anon: You're not going to like my answer, but I'm going to say it anyway. First, I didn't say he wasn't a racist. I said the fact that he used Elvis to play black music showed an understanding of a racist white America. Just so you know, he used money from the sale of Elvis records to record blacks as well as whites. I could be wrong on this, but I see him as a shrewd businessman but also a guy who wanted to expose people to the talent that came through Sun Records. Like it or not, Elvis caused a lot of that to happen. Once he made Elvis famous, other musicians like Johnny Cash and Chuck Berry came to Sun Records

MacDaddy said...

anon: If you come across an article on Sam Phillips or Elvis that indicate or suggest that they were racist, send it to me and I'll share it. Meanwhile, here's an article from the New York Times related to the subject. It's called "How did Elvis get to be racist?"
http://www.nytimes.com/2007/08/11/opinion/11guralnick.html?_r=1&oref=slogin

Torrance Stephens - All-Mi-T said...

u know im from memphis - sun records
that texas man could play a guitar

rainywalker said...

daddyBstrong,
Your educating me here and brings back some good merories. Thanks!!

MacDaddy said...

torrance: Coming from Memphis, you probably know this stuff already. I apologized, if I'm insulting your intelligence.
rainywalker: It brings back good memories for me too. I just pulled out a CD with a song by Little Richard called "Send me some loving." What a sweet ballad!

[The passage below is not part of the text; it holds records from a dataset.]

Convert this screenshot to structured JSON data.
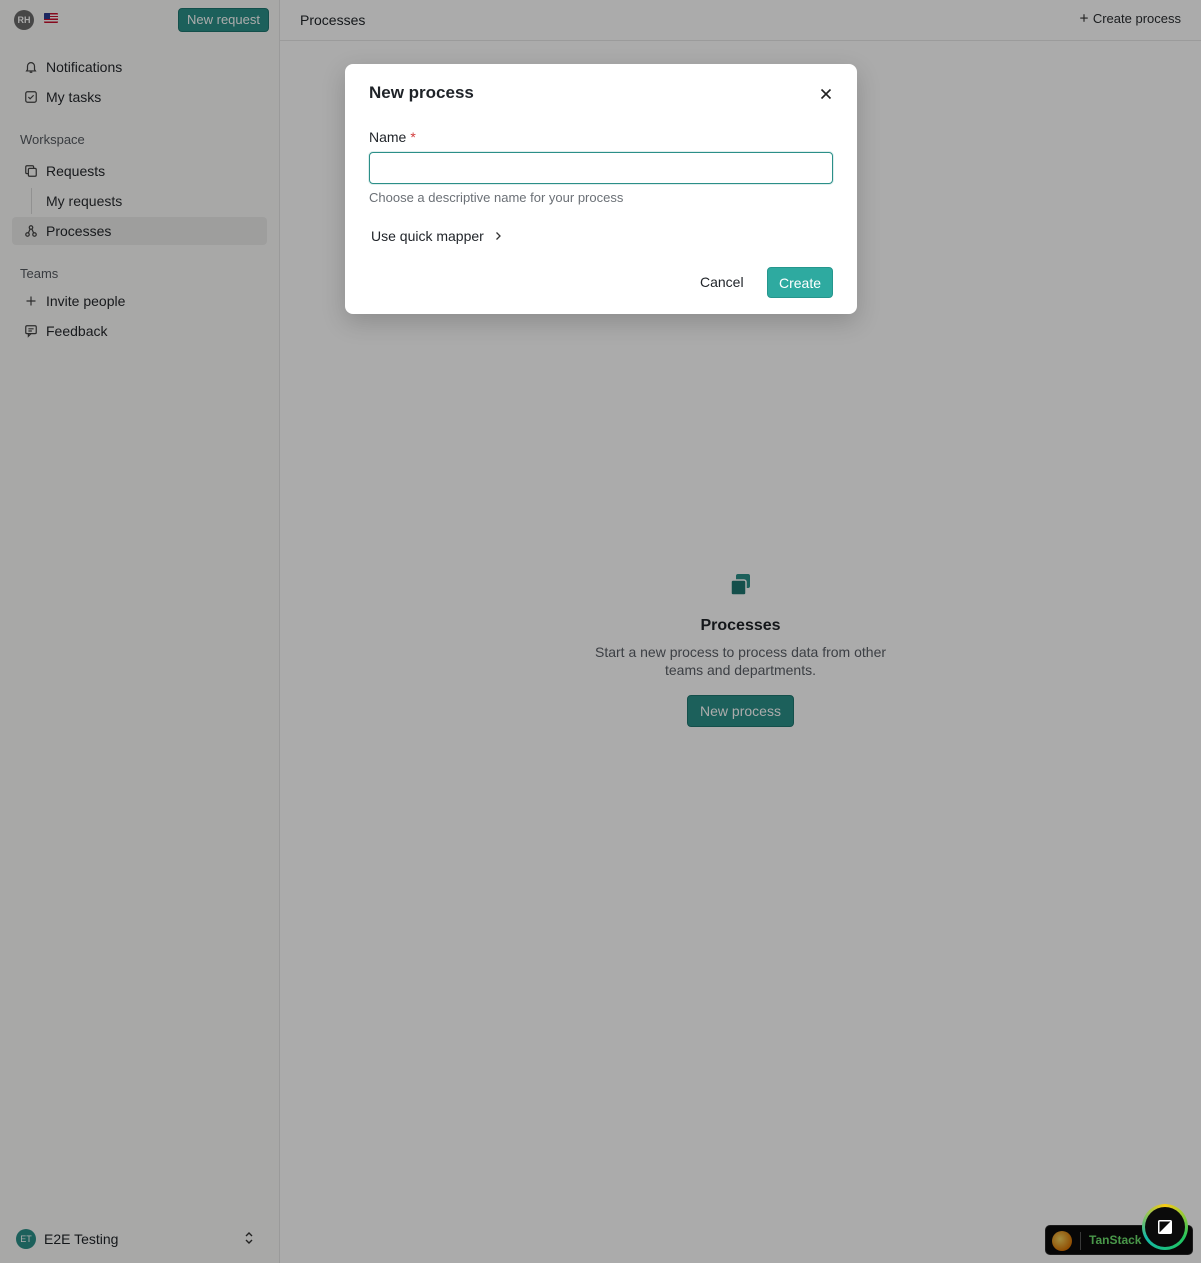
{
  "sidebar": {
    "user_initials": "RH",
    "new_request_label": "New request",
    "top_items": [
      {
        "label": "Notifications",
        "icon": "bell-icon"
      },
      {
        "label": "My tasks",
        "icon": "task-check-icon"
      }
    ],
    "workspace_label": "Workspace",
    "workspace_items": [
      {
        "label": "Requests",
        "icon": "copy-icon"
      },
      {
        "label": "My requests"
      },
      {
        "label": "Processes",
        "icon": "process-nodes-icon",
        "active": true
      }
    ],
    "teams_label": "Teams",
    "team_items": [
      {
        "label": "Invite people",
        "icon": "plus-icon"
      },
      {
        "label": "Feedback",
        "icon": "feedback-icon"
      }
    ],
    "workspace_switcher": {
      "initials": "ET",
      "name": "E2E Testing"
    }
  },
  "header": {
    "title": "Processes",
    "create_label": "Create process"
  },
  "empty_state": {
    "title": "Processes",
    "description": "Start a new process to process data from other teams and departments.",
    "button_label": "New process"
  },
  "modal": {
    "title": "New process",
    "name_label": "Name",
    "required_mark": "*",
    "name_value": "",
    "name_placeholder": "",
    "help_text": "Choose a descriptive name for your process",
    "quick_mapper_label": "Use quick mapper",
    "cancel_label": "Cancel",
    "create_label": "Create"
  },
  "devtools": {
    "label": "TanStack"
  },
  "colors": {
    "accent": "#2b8f88",
    "create_button": "#2eaaa0",
    "required": "#d23b3b"
  }
}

blackwomenblowthetrumpet.blogspot.com said...

Hey MacDaddy,

I love this series!

Keep on...keep on...

(smiles)
Lisa